START MATERIAL TO PROCESS
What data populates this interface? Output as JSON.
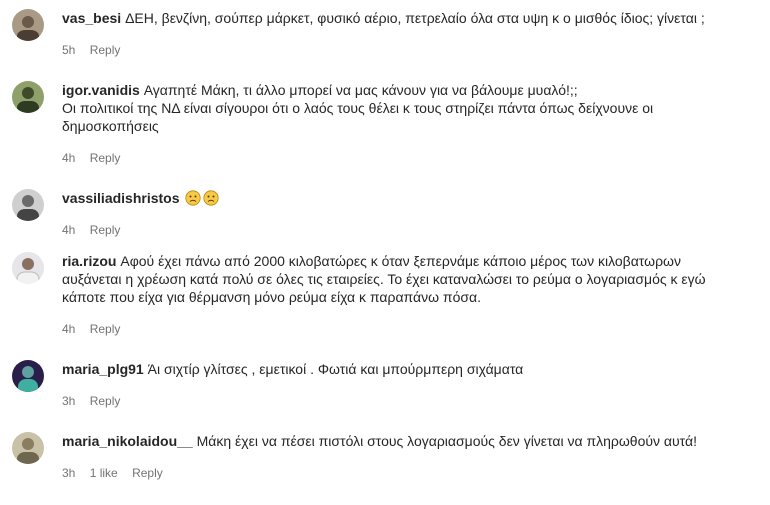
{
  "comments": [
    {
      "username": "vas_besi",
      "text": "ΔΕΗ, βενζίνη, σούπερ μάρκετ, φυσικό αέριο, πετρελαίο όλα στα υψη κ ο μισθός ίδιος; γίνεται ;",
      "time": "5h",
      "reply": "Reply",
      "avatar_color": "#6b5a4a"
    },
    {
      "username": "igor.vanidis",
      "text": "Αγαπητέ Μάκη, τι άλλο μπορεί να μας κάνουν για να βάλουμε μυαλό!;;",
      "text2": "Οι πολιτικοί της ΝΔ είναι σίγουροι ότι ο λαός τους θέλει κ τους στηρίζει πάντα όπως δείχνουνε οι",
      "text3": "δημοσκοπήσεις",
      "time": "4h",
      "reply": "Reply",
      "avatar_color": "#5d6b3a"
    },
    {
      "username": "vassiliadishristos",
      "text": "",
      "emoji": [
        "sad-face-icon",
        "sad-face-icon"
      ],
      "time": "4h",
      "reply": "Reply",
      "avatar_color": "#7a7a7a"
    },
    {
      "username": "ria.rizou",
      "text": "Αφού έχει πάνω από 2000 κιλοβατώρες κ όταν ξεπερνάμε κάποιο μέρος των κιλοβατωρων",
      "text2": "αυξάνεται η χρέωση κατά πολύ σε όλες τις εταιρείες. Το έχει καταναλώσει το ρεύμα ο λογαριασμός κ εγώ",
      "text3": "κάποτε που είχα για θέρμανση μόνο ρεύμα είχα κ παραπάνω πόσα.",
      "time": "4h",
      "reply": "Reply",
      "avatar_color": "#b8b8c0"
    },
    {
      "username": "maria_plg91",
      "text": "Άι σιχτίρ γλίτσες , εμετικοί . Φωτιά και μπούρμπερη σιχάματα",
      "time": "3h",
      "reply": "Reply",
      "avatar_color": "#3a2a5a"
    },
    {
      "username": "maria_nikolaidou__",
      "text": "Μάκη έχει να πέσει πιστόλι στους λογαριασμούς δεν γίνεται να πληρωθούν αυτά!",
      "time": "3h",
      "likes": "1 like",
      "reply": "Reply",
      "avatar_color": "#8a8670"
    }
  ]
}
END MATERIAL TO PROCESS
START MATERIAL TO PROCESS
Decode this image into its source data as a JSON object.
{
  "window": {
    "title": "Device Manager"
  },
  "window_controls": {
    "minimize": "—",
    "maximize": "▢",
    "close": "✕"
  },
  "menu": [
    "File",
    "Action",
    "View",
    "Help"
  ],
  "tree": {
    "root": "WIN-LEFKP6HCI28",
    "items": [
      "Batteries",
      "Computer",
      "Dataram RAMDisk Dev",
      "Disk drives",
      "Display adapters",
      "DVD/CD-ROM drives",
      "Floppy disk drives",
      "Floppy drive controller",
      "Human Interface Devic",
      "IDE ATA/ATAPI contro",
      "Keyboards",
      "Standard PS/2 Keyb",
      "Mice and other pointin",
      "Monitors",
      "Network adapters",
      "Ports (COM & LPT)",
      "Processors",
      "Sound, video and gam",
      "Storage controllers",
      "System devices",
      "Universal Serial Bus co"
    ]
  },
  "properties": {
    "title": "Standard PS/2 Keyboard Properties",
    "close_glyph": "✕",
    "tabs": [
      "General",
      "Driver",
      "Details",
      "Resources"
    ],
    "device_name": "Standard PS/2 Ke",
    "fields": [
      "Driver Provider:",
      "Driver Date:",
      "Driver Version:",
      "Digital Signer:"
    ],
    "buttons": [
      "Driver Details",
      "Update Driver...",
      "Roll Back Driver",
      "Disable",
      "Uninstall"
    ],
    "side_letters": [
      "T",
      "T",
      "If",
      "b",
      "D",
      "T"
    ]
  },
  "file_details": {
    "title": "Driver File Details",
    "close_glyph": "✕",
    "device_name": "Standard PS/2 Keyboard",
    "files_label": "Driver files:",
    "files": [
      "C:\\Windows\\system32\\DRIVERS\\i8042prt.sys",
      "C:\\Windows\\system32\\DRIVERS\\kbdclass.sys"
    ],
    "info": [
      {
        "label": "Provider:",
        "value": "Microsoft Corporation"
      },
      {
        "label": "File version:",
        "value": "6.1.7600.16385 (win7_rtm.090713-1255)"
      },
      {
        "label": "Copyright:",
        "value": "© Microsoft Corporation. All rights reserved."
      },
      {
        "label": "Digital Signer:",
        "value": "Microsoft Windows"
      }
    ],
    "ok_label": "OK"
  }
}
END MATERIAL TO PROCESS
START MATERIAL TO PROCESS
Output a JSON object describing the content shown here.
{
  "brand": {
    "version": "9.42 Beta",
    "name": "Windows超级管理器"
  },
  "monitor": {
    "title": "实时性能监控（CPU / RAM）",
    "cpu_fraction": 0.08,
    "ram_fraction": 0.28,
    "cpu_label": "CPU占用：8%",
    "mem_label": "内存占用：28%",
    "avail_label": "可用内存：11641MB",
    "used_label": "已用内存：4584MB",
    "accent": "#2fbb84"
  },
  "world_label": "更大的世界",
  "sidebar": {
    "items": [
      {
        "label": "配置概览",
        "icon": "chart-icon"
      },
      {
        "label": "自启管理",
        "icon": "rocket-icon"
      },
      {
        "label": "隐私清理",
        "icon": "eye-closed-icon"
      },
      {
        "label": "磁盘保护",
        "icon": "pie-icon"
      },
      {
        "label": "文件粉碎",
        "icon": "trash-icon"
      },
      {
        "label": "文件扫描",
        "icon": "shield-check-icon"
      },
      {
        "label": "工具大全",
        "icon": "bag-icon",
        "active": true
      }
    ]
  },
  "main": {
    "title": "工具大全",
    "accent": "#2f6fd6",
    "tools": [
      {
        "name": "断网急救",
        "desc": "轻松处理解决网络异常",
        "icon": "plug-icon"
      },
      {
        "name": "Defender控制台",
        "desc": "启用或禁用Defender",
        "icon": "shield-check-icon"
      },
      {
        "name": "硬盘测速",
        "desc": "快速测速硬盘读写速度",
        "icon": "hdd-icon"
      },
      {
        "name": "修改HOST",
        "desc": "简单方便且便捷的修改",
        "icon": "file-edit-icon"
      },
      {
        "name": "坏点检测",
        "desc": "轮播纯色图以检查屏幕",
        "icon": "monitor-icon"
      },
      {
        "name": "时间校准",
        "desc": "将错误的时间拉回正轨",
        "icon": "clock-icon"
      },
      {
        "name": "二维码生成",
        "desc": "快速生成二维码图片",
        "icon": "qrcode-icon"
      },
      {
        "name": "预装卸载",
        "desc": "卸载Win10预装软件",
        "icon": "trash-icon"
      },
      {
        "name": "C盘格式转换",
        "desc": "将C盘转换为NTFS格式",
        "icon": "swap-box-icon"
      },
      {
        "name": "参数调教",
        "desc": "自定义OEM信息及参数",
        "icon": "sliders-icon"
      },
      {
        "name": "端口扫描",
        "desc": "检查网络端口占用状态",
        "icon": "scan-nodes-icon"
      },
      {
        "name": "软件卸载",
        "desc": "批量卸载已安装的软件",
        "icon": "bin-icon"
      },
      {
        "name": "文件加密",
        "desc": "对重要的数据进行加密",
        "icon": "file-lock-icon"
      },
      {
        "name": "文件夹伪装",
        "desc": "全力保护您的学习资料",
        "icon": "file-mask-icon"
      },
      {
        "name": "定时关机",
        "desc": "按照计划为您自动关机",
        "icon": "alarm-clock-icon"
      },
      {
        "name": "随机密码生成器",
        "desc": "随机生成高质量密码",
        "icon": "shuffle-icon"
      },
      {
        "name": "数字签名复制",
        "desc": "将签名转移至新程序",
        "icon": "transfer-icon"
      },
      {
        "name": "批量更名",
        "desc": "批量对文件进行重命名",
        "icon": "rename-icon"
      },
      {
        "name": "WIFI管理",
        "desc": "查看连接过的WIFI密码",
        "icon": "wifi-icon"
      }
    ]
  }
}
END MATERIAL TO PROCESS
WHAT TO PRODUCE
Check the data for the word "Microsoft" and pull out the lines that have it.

THE ANSWER
        "value": "Microsoft Corporation"
        "value": "© Microsoft Corporation. All rights reserved."
        "value": "Microsoft Windows"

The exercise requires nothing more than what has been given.